Other non-probabilistic techniques that have found application in climate modelling include Dempster-Schafer Theory. See:
You may also be interested in this application of Info-Gap Decision Theory:
Thus far in this account, I have concentrated upon variability and incertitude as the prime sources of uncertainty. The third source is vagueness. This has led to the development of Fuzzy Logic as a means of capturing uncertainty when modelling systems and evaluating uncertainty in decision frameworks. There are many sources of information on this subject—just steer clear of Bart Kosko. He may know his stuff but he is also a jerk.
For an example of fuzzy logic’s application in climate modelling, see:
On a related subject, I can highly recommend this overview of the philosophical and linguistic implications of vagueness and its importance in the modelling of uncertainty.
Finally, on the subject of uncertainty in climate modelling, I found the following quite informative as a general overview:
You will note in the above that reference is made to ontological uncertainty (the unknown unknown). I like to think of this as a second-order epistemic uncertainty. The impact of the unknown unknown has been popularized by Nassim Taleb in his book, The Black Swan.
Naturally, given his distrust of a purely stochastic appraisal of uncertainty, Taleb is an advocate of applying the precautionary principle for tackling climate change. I think too much has already been written on the subject of the legitimacy of the precautionary principle. I advise that you restrict yourself to the clarification paper provided by UNESCO, and then make up your own mind:

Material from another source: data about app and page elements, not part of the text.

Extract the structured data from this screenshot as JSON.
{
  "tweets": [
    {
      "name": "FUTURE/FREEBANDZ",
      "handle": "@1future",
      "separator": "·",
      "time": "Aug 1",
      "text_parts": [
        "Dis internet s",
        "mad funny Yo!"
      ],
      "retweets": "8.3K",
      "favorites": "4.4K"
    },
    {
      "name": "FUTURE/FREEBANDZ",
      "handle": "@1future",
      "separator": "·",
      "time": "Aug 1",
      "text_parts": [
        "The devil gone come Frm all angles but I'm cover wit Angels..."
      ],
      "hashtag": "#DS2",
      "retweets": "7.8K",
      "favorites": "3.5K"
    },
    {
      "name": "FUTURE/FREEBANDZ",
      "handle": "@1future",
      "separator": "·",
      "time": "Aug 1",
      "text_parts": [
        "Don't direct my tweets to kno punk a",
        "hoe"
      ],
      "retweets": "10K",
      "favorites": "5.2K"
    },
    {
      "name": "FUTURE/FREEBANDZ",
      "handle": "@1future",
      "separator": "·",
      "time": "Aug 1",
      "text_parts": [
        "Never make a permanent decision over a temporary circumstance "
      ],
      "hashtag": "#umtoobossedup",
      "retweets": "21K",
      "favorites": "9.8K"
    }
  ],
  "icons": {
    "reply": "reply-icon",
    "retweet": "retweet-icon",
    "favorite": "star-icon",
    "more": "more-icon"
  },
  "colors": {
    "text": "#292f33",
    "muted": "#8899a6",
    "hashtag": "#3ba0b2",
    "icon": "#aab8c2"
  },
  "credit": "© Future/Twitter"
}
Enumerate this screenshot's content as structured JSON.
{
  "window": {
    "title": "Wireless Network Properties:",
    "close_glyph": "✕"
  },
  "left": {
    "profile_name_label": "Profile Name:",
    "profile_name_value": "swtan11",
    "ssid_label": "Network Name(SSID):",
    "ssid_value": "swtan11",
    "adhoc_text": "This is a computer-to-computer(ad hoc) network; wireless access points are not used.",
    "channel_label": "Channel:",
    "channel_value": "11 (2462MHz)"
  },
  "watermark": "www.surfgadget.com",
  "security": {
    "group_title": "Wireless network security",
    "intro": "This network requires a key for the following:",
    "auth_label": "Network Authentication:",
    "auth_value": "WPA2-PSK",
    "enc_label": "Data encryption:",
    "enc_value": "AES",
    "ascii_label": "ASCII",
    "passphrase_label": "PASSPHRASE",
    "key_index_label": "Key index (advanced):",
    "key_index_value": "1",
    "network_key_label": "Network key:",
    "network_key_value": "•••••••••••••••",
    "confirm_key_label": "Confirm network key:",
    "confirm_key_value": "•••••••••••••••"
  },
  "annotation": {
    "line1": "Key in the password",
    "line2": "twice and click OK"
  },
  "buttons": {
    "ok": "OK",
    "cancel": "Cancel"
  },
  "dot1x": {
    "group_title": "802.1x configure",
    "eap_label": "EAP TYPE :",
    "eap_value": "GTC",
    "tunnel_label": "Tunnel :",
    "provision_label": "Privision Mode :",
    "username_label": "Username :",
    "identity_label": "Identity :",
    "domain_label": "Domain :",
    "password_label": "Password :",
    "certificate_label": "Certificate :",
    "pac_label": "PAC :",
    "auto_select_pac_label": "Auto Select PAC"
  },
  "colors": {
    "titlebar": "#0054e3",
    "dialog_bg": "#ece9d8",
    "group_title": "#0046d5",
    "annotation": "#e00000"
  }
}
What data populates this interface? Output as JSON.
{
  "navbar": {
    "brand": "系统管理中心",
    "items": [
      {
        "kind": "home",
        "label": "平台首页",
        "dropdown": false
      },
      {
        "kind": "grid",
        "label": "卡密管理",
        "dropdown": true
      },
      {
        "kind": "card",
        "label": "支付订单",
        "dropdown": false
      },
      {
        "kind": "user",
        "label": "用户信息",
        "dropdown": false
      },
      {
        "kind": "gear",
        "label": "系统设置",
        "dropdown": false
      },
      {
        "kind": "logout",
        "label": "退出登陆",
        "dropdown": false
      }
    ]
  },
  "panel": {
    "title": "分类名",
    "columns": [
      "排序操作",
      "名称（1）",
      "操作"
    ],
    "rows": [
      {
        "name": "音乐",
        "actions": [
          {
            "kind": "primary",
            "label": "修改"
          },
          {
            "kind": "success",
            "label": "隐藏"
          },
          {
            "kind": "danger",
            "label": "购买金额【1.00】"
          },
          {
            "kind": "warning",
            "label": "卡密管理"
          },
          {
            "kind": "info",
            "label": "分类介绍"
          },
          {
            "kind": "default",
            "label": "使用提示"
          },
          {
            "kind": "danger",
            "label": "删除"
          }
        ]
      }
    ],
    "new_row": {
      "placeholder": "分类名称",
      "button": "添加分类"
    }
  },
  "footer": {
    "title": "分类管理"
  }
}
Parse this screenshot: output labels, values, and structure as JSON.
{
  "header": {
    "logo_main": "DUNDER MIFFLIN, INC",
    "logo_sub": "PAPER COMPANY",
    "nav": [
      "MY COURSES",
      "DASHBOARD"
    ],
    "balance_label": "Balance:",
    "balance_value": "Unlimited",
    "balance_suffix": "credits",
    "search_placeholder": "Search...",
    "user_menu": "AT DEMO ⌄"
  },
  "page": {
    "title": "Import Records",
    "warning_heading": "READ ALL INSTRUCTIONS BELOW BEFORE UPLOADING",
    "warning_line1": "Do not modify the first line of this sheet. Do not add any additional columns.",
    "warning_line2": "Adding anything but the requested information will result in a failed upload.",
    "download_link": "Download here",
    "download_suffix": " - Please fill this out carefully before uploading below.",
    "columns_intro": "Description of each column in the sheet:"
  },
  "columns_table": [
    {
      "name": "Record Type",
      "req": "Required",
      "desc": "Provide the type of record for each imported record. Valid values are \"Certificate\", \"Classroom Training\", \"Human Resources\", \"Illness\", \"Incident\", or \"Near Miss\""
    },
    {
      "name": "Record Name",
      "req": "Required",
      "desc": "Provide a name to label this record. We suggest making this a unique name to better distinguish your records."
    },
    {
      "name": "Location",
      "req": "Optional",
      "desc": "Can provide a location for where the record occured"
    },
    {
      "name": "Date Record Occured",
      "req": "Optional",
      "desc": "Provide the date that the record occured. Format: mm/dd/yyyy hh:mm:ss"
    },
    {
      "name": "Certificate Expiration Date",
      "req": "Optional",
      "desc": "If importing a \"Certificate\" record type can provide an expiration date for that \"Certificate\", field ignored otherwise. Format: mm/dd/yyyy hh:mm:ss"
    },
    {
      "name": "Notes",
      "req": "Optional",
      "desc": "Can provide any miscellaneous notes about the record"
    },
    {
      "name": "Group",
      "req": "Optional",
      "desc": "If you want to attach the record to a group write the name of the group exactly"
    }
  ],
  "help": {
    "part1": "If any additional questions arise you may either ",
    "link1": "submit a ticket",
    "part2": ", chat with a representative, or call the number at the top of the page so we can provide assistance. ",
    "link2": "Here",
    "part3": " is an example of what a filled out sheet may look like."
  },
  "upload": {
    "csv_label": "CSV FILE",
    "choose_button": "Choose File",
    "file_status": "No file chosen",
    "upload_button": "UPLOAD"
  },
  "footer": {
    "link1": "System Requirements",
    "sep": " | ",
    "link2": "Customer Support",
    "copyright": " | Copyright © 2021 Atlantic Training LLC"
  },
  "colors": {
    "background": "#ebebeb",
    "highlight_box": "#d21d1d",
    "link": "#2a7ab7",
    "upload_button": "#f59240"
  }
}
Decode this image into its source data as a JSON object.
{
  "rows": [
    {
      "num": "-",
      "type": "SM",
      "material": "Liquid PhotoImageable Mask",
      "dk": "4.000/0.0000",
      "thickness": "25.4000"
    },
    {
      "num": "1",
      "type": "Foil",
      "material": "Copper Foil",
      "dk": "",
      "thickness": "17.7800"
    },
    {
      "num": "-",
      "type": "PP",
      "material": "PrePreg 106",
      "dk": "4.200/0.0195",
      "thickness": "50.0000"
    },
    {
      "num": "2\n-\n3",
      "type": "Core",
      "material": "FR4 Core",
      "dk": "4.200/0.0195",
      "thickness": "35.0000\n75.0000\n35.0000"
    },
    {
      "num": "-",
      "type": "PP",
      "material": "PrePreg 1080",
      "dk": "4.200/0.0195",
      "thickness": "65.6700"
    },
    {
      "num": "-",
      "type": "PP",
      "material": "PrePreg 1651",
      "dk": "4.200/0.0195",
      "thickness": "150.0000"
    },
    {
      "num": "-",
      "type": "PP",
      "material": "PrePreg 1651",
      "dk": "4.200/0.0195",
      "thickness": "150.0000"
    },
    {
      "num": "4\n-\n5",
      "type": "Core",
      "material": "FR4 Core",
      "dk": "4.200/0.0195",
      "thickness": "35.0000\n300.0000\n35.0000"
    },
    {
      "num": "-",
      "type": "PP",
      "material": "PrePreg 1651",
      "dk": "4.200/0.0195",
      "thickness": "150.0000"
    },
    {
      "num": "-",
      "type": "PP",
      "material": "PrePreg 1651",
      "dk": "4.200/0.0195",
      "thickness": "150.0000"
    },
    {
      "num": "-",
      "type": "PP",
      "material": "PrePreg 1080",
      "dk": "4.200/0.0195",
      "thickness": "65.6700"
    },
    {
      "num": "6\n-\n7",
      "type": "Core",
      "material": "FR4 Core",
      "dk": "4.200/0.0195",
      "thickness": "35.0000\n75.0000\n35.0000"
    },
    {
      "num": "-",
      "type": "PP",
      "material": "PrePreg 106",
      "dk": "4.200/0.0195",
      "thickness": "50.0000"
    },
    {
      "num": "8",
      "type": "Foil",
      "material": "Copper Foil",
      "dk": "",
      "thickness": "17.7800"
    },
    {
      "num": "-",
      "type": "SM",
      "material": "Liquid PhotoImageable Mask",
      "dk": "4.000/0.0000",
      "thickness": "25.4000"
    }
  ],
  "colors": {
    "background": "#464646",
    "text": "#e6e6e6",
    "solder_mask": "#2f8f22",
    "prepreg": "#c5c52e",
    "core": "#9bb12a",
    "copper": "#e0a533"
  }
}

My involvement in project leadership, quality assurance and various aspects of corporate governance required that I gain an understanding of Decision Theory and Decision Analysis (the distinction between the two is not always clear, but it suffices to say there are prescriptive and descriptive elements to the study of decision-making). I found that these subjects provide useful insights into the nature of risk and uncertainty (and the subtle relationship between them).
There are several methodologies that prescribe the logic that should be followed in making a decision. See, for example, Multi-Criteria Decision Analysis (MCDA):
Other strategies for dealing with situations characterized by ‘deep uncertainty’ include Info Gap Decision Theory (see above) and Robust Decision Making (RDM), see:
If you become interested in this area, you will find yourself getting sucked into Game Theory, in which you will encounter strategies such as Minimax (to minimize the maximum loss) and Maximin (to maximize the minimum gain). See:
The descriptive study of decision-making addresses how decisions are actually made (as opposed to how they should be). This invariably involves an understanding of cognitive science. In gaining an understanding of this area, I was influenced by the seminal work undertaken by Tversky and Kahneman. A good introduction to this can be found in Kahneman’s book, Thinking Fast and Slow.
Another important contributor was Daniel Ellsberg, who drew attention to the irrationality that can arise when decision-makers allow their ambiguity aversion to influence their perception of risk. See:
Given my interest in risk, uncertainty and decision-making, I was intrigued to see that the IPCC had devoted a whole section to these subjects in their Fifth Annual Report:
Unfortunately, I found the IPCC document to be surprisingly uninformed on formalisms (it covers expected utility theory, cost benefits analysis, and that’s just about it) and unduly concerned with the benefits of psychological trickery to gain the public’s support for the alarmist agenda.
Finally, although too many within climate science are determined to downplay uncertainty, I found one person who certainly seems to have understood what is going on and is not afraid to point it out:
I appreciate that this very brief synopsis of my educational journey leaves out a number of important topics (no mention of measurement theory, basic statistics or the neuroscience of decision-making, for example). But I still hope I have provided enough information to justify asking the following question:
Professor Shapiro, is there any hope that you might be able to cure me of my dichotomous thinking?